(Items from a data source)

* * *

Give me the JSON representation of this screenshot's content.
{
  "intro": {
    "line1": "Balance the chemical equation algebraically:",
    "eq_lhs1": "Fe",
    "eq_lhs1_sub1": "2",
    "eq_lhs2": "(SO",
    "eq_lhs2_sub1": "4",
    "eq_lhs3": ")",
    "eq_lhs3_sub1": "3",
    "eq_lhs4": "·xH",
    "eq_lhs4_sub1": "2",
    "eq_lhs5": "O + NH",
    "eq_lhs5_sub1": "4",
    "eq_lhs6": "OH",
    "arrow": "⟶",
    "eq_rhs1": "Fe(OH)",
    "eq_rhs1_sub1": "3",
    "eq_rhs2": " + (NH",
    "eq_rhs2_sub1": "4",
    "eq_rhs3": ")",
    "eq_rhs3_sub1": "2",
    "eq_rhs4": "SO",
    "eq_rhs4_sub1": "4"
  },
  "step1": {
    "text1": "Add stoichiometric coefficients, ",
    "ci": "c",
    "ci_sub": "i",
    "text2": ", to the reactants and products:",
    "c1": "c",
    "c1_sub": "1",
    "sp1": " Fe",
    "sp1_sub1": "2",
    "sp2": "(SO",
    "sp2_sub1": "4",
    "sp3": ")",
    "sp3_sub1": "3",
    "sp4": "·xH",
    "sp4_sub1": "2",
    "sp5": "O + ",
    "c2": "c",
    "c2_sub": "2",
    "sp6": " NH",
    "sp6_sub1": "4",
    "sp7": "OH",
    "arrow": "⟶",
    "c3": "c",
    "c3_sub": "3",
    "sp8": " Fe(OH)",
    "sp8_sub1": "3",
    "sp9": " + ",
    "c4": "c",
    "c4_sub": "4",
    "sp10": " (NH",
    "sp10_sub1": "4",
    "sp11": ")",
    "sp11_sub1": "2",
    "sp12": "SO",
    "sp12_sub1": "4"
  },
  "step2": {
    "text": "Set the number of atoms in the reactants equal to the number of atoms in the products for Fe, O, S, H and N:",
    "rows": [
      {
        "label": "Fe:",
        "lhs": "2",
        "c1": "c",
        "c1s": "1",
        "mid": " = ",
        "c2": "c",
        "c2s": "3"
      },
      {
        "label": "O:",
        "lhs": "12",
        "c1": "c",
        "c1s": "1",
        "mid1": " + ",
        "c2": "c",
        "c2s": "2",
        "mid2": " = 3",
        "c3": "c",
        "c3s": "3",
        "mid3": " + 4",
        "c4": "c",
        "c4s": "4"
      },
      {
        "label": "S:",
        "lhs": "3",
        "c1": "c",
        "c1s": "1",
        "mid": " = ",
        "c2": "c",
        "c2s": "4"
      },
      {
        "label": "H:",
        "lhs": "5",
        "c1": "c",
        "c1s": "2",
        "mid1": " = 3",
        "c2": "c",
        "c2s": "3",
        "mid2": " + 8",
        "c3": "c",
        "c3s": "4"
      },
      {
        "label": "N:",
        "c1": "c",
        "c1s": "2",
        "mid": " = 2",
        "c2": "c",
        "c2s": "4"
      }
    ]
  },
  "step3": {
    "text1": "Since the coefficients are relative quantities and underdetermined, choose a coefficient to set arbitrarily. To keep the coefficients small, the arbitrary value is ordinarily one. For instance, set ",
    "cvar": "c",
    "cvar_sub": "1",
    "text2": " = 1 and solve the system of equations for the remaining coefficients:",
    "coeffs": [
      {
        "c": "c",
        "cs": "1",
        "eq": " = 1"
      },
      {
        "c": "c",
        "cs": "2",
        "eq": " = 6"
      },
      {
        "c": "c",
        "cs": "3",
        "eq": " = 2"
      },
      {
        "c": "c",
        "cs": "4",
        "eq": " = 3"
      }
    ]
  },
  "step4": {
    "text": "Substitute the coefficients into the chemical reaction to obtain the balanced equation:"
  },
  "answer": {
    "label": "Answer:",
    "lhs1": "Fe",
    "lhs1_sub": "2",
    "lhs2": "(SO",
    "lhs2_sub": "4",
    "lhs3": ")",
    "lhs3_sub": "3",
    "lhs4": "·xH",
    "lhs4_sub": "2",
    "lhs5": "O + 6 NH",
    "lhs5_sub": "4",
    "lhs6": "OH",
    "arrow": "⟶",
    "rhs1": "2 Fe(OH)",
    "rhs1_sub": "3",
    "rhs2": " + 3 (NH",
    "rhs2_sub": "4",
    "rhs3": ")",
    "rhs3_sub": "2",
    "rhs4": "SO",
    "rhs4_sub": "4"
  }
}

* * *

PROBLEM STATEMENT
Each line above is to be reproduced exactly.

RESPONSE TO THIS TASK
Give me the JSON representation of this screenshot's content.
{
  "intro": {
    "line1": "Balance the chemical equation algebraically:",
    "eq_lhs1": "Fe",
    "eq_lhs1_sub1": "2",
    "eq_lhs2": "(SO",
    "eq_lhs2_sub1": "4",
    "eq_lhs3": ")",
    "eq_lhs3_sub1": "3",
    "eq_lhs4": "·xH",
    "eq_lhs4_sub1": "2",
    "eq_lhs5": "O + NH",
    "eq_lhs5_sub1": "4",
    "eq_lhs6": "OH",
    "arrow": "⟶",
    "eq_rhs1": "Fe(OH)",
    "eq_rhs1_sub1": "3",
    "eq_rhs2": " + (NH",
    "eq_rhs2_sub1": "4",
    "eq_rhs3": ")",
    "eq_rhs3_sub1": "2",
    "eq_rhs4": "SO",
    "eq_rhs4_sub1": "4"
  },
  "step1": {
    "text1": "Add stoichiometric coefficients, ",
    "ci": "c",
    "ci_sub": "i",
    "text2": ", to the reactants and products:",
    "c1": "c",
    "c1_sub": "1",
    "sp1": " Fe",
    "sp1_sub1": "2",
    "sp2": "(SO",
    "sp2_sub1": "4",
    "sp3": ")",
    "sp3_sub1": "3",
    "sp4": "·xH",
    "sp4_sub1": "2",
    "sp5": "O + ",
    "c2": "c",
    "c2_sub": "2",
    "sp6": " NH",
    "sp6_sub1": "4",
    "sp7": "OH",
    "arrow": "⟶",
    "c3": "c",
    "c3_sub": "3",
    "sp8": " Fe(OH)",
    "sp8_sub1": "3",
    "sp9": " + ",
    "c4": "c",
    "c4_sub": "4",
    "sp10": " (NH",
    "sp10_sub1": "4",
    "sp11": ")",
    "sp11_sub1": "2",
    "sp12": "SO",
    "sp12_sub1": "4"
  },
  "step2": {
    "text": "Set the number of atoms in the reactants equal to the number of atoms in the products for Fe, O, S, H and N:",
    "rows": [
      {
        "label": "Fe:",
        "lhs": "2",
        "c1": "c",
        "c1s": "1",
        "mid": " = ",
        "c2": "c",
        "c2s": "3"
      },
      {
        "label": "O:",
        "lhs": "12",
        "c1": "c",
        "c1s": "1",
        "mid1": " + ",
        "c2": "c",
        "c2s": "2",
        "mid2": " = 3",
        "c3": "c",
        "c3s": "3",
        "mid3": " + 4",
        "c4": "c",
        "c4s": "4"
      },
      {
        "label": "S:",
        "lhs": "3",
        "c1": "c",
        "c1s": "1",
        "mid": " = ",
        "c2": "c",
        "c2s": "4"
      },
      {
        "label": "H:",
        "lhs": "5",
        "c1": "c",
        "c1s": "2",
        "mid1": " = 3",
        "c2": "c",
        "c2s": "3",
        "mid2": " + 8",
        "c3": "c",
        "c3s": "4"
      },
      {
        "label": "N:",
        "c1": "c",
        "c1s": "2",
        "mid": " = 2",
        "c2": "c",
        "c2s": "4"
      }
    ]
  },
  "step3": {
    "text1": "Since the coefficients are relative quantities and underdetermined, choose a coefficient to set arbitrarily. To keep the coefficients small, the arbitrary value is ordinarily one. For instance, set ",
    "cvar": "c",
    "cvar_sub": "1",
    "text2": " = 1 and solve the system of equations for the remaining coefficients:",
    "coeffs": [
      {
        "c": "c",
        "cs": "1",
        "eq": " = 1"
      },
      {
        "c": "c",
        "cs": "2",
        "eq": " = 6"
      },
      {
        "c": "c",
        "cs": "3",
        "eq": " = 2"
      },
      {
        "c": "c",
        "cs": "4",
        "eq": " = 3"
      }
    ]
  },
  "step4": {
    "text": "Substitute the coefficients into the chemical reaction to obtain the balanced equation:"
  },
  "answer": {
    "label": "Answer:",
    "lhs1": "Fe",
    "lhs1_sub": "2",
    "lhs2": "(SO",
    "lhs2_sub": "4",
    "lhs3": ")",
    "lhs3_sub": "3",
    "lhs4": "·xH",
    "lhs4_sub": "2",
    "lhs5": "O + 6 NH",
    "lhs5_sub": "4",
    "lhs6": "OH",
    "arrow": "⟶",
    "rhs1": "2 Fe(OH)",
    "rhs1_sub": "3",
    "rhs2": " + 3 (NH",
    "rhs2_sub": "4",
    "rhs3": ")",
    "rhs3_sub": "2",
    "rhs4": "SO",
    "rhs4_sub": "4"
  }
}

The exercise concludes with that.